* **About this exercise**: Find how many lines of the following entries contain "title". Reply with the number alone.

(Items from a data source)
■ ■ ■ ■
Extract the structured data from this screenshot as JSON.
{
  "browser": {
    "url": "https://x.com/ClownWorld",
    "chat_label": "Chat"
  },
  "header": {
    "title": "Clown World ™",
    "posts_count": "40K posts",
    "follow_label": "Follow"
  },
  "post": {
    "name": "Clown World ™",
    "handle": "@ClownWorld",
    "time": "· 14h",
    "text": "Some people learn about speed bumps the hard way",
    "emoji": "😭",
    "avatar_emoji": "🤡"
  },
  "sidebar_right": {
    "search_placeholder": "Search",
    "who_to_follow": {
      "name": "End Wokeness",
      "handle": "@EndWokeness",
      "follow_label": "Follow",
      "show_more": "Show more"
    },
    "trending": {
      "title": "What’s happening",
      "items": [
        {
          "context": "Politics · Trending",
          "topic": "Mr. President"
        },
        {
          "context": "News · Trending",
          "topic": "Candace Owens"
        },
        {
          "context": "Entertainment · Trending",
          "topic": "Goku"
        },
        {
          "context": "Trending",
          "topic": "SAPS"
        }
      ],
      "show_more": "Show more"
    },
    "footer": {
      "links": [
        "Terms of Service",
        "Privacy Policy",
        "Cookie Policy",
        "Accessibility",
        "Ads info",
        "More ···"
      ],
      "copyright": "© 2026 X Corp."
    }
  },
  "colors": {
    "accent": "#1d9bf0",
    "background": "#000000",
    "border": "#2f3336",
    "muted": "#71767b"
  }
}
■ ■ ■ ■
* **Exercise response**: 2